━━ SUPPLIED DATA
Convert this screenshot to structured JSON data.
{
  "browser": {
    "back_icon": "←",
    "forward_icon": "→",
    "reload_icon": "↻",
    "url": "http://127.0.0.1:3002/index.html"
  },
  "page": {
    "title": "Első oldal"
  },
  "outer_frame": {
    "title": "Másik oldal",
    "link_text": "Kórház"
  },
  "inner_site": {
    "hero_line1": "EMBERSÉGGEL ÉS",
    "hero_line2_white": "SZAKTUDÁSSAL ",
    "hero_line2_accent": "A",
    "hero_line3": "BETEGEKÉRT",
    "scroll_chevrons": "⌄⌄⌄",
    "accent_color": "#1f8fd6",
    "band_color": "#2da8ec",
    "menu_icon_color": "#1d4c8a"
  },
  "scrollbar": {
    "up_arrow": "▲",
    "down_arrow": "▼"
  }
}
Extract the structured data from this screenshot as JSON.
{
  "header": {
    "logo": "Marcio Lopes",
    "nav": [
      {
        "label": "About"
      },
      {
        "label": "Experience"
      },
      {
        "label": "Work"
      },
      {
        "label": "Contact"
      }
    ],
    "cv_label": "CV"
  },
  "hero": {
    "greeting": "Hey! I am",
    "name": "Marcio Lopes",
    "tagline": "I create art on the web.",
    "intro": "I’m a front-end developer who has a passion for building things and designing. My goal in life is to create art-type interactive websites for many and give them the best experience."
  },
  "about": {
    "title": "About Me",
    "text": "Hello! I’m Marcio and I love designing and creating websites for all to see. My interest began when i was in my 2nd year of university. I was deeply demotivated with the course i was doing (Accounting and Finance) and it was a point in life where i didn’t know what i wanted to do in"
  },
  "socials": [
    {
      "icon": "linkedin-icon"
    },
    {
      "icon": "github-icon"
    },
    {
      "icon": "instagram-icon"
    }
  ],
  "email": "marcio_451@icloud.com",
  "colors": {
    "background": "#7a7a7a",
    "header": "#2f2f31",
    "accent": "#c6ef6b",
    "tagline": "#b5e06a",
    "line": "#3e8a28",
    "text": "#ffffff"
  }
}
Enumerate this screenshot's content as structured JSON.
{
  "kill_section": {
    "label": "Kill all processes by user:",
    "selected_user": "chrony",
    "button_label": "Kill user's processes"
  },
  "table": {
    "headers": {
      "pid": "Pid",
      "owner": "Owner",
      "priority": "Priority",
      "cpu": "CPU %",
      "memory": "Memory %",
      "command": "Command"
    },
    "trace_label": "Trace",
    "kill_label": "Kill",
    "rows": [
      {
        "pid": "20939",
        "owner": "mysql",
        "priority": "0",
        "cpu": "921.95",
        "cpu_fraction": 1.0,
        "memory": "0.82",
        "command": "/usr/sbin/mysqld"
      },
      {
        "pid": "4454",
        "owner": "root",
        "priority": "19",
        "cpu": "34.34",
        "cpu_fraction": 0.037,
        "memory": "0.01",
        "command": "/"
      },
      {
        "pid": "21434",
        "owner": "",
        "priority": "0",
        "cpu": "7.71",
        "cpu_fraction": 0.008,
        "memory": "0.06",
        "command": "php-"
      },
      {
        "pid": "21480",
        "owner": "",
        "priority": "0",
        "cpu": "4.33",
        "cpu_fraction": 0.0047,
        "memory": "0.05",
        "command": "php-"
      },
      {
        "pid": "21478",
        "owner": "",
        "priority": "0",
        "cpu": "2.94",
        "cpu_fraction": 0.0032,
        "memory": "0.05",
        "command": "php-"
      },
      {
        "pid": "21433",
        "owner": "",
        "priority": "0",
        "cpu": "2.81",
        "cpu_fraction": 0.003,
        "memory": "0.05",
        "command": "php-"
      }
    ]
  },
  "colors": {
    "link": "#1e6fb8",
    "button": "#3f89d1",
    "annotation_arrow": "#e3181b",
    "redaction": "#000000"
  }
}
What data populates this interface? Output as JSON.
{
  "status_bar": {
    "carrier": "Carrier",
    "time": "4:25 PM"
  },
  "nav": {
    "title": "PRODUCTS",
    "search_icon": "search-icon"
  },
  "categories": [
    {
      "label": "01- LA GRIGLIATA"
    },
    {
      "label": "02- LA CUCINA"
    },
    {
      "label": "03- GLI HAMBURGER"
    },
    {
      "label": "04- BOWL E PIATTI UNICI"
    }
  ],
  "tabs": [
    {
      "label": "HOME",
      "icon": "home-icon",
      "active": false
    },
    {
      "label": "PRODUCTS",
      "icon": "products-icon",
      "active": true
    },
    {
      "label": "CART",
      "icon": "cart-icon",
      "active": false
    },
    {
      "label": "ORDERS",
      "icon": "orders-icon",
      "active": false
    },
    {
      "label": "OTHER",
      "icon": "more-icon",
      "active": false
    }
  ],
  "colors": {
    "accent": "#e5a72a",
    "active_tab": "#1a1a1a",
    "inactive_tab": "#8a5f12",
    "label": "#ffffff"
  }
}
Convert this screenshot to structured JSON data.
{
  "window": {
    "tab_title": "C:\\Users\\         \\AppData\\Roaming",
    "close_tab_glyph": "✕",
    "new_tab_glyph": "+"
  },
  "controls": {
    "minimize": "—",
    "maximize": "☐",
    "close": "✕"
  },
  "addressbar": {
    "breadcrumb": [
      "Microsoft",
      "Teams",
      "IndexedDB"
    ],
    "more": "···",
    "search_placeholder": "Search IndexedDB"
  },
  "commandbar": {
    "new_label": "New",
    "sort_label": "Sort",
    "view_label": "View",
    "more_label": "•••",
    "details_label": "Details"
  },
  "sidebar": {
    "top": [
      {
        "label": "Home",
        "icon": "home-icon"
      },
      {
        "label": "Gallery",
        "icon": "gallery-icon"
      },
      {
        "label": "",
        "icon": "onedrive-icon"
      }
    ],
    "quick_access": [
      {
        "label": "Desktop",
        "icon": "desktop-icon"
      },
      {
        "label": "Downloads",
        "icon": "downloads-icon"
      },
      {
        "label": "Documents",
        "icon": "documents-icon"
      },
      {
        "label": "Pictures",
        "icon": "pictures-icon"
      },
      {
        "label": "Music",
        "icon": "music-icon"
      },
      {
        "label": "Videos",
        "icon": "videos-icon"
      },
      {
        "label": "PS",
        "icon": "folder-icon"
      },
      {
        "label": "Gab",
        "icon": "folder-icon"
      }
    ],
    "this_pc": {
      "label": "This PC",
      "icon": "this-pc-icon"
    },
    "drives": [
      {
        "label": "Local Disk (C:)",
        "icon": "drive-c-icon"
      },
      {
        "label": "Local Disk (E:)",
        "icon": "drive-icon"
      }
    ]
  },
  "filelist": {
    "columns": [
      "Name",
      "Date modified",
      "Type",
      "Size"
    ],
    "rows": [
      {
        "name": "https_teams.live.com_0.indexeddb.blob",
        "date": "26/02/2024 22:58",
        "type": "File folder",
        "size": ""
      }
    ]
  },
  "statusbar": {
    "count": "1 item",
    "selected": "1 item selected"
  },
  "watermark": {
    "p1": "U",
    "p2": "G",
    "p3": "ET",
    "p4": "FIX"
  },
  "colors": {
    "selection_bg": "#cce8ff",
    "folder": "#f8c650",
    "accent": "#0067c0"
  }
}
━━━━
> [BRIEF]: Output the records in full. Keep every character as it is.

> [EXERCISE OUTPUT]:
Convert this screenshot to structured JSON data.
{
  "browser": {
    "back_icon": "←",
    "forward_icon": "→",
    "reload_icon": "↻",
    "url": "http://127.0.0.1:3002/index.html"
  },
  "page": {
    "title": "Első oldal"
  },
  "outer_frame": {
    "title": "Másik oldal",
    "link_text": "Kórház"
  },
  "inner_site": {
    "hero_line1": "EMBERSÉGGEL ÉS",
    "hero_line2_white": "SZAKTUDÁSSAL ",
    "hero_line2_accent": "A",
    "hero_line3": "BETEGEKÉRT",
    "scroll_chevrons": "⌄⌄⌄",
    "accent_color": "#1f8fd6",
    "band_color": "#2da8ec",
    "menu_icon_color": "#1d4c8a"
  },
  "scrollbar": {
    "up_arrow": "▲",
    "down_arrow": "▼"
  }
}
Extract the structured data from this screenshot as JSON.
{
  "header": {
    "logo": "Marcio Lopes",
    "nav": [
      {
        "label": "About"
      },
      {
        "label": "Experience"
      },
      {
        "label": "Work"
      },
      {
        "label": "Contact"
      }
    ],
    "cv_label": "CV"
  },
  "hero": {
    "greeting": "Hey! I am",
    "name": "Marcio Lopes",
    "tagline": "I create art on the web.",
    "intro": "I’m a front-end developer who has a passion for building things and designing. My goal in life is to create art-type interactive websites for many and give them the best experience."
  },
  "about": {
    "title": "About Me",
    "text": "Hello! I’m Marcio and I love designing and creating websites for all to see. My interest began when i was in my 2nd year of university. I was deeply demotivated with the course i was doing (Accounting and Finance) and it was a point in life where i didn’t know what i wanted to do in"
  },
  "socials": [
    {
      "icon": "linkedin-icon"
    },
    {
      "icon": "github-icon"
    },
    {
      "icon": "instagram-icon"
    }
  ],
  "email": "marcio_451@icloud.com",
  "colors": {
    "background": "#7a7a7a",
    "header": "#2f2f31",
    "accent": "#c6ef6b",
    "tagline": "#b5e06a",
    "line": "#3e8a28",
    "text": "#ffffff"
  }
}
Enumerate this screenshot's content as structured JSON.
{
  "kill_section": {
    "label": "Kill all processes by user:",
    "selected_user": "chrony",
    "button_label": "Kill user's processes"
  },
  "table": {
    "headers": {
      "pid": "Pid",
      "owner": "Owner",
      "priority": "Priority",
      "cpu": "CPU %",
      "memory": "Memory %",
      "command": "Command"
    },
    "trace_label": "Trace",
    "kill_label": "Kill",
    "rows": [
      {
        "pid": "20939",
        "owner": "mysql",
        "priority": "0",
        "cpu": "921.95",
        "cpu_fraction": 1.0,
        "memory": "0.82",
        "command": "/usr/sbin/mysqld"
      },
      {
        "pid": "4454",
        "owner": "root",
        "priority": "19",
        "cpu": "34.34",
        "cpu_fraction": 0.037,
        "memory": "0.01",
        "command": "/"
      },
      {
        "pid": "21434",
        "owner": "",
        "priority": "0",
        "cpu": "7.71",
        "cpu_fraction": 0.008,
        "memory": "0.06",
        "command": "php-"
      },
      {
        "pid": "21480",
        "owner": "",
        "priority": "0",
        "cpu": "4.33",
        "cpu_fraction": 0.0047,
        "memory": "0.05",
        "command": "php-"
      },
      {
        "pid": "21478",
        "owner": "",
        "priority": "0",
        "cpu": "2.94",
        "cpu_fraction": 0.0032,
        "memory": "0.05",
        "command": "php-"
      },
      {
        "pid": "21433",
        "owner": "",
        "priority": "0",
        "cpu": "2.81",
        "cpu_fraction": 0.003,
        "memory": "0.05",
        "command": "php-"
      }
    ]
  },
  "colors": {
    "link": "#1e6fb8",
    "button": "#3f89d1",
    "annotation_arrow": "#e3181b",
    "redaction": "#000000"
  }
}
What data populates this interface? Output as JSON.
{
  "status_bar": {
    "carrier": "Carrier",
    "time": "4:25 PM"
  },
  "nav": {
    "title": "PRODUCTS",
    "search_icon": "search-icon"
  },
  "categories": [
    {
      "label": "01- LA GRIGLIATA"
    },
    {
      "label": "02- LA CUCINA"
    },
    {
      "label": "03- GLI HAMBURGER"
    },
    {
      "label": "04- BOWL E PIATTI UNICI"
    }
  ],
  "tabs": [
    {
      "label": "HOME",
      "icon": "home-icon",
      "active": false
    },
    {
      "label": "PRODUCTS",
      "icon": "products-icon",
      "active": true
    },
    {
      "label": "CART",
      "icon": "cart-icon",
      "active": false
    },
    {
      "label": "ORDERS",
      "icon": "orders-icon",
      "active": false
    },
    {
      "label": "OTHER",
      "icon": "more-icon",
      "active": false
    }
  ],
  "colors": {
    "accent": "#e5a72a",
    "active_tab": "#1a1a1a",
    "inactive_tab": "#8a5f12",
    "label": "#ffffff"
  }
}
Convert this screenshot to structured JSON data.
{
  "window": {
    "tab_title": "C:\\Users\\         \\AppData\\Roaming",
    "close_tab_glyph": "✕",
    "new_tab_glyph": "+"
  },
  "controls": {
    "minimize": "—",
    "maximize": "☐",
    "close": "✕"
  },
  "addressbar": {
    "breadcrumb": [
      "Microsoft",
      "Teams",
      "IndexedDB"
    ],
    "more": "···",
    "search_placeholder": "Search IndexedDB"
  },
  "commandbar": {
    "new_label": "New",
    "sort_label": "Sort",
    "view_label": "View",
    "more_label": "•••",
    "details_label": "Details"
  },
  "sidebar": {
    "top": [
      {
        "label": "Home",
        "icon": "home-icon"
      },
      {
        "label": "Gallery",
        "icon": "gallery-icon"
      },
      {
        "label": "",
        "icon": "onedrive-icon"
      }
    ],
    "quick_access": [
      {
        "label": "Desktop",
        "icon": "desktop-icon"
      },
      {
        "label": "Downloads",
        "icon": "downloads-icon"
      },
      {
        "label": "Documents",
        "icon": "documents-icon"
      },
      {
        "label": "Pictures",
        "icon": "pictures-icon"
      },
      {
        "label": "Music",
        "icon": "music-icon"
      },
      {
        "label": "Videos",
        "icon": "videos-icon"
      },
      {
        "label": "PS",
        "icon": "folder-icon"
      },
      {
        "label": "Gab",
        "icon": "folder-icon"
      }
    ],
    "this_pc": {
      "label": "This PC",
      "icon": "this-pc-icon"
    },
    "drives": [
      {
        "label": "Local Disk (C:)",
        "icon": "drive-c-icon"
      },
      {
        "label": "Local Disk (E:)",
        "icon": "drive-icon"
      }
    ]
  },
  "filelist": {
    "columns": [
      "Name",
      "Date modified",
      "Type",
      "Size"
    ],
    "rows": [
      {
        "name": "https_teams.live.com_0.indexeddb.blob",
        "date": "26/02/2024 22:58",
        "type": "File folder",
        "size": ""
      }
    ]
  },
  "statusbar": {
    "count": "1 item",
    "selected": "1 item selected"
  },
  "watermark": {
    "p1": "U",
    "p2": "G",
    "p3": "ET",
    "p4": "FIX"
  },
  "colors": {
    "selection_bg": "#cce8ff",
    "folder": "#f8c650",
    "accent": "#0067c0"
  }
}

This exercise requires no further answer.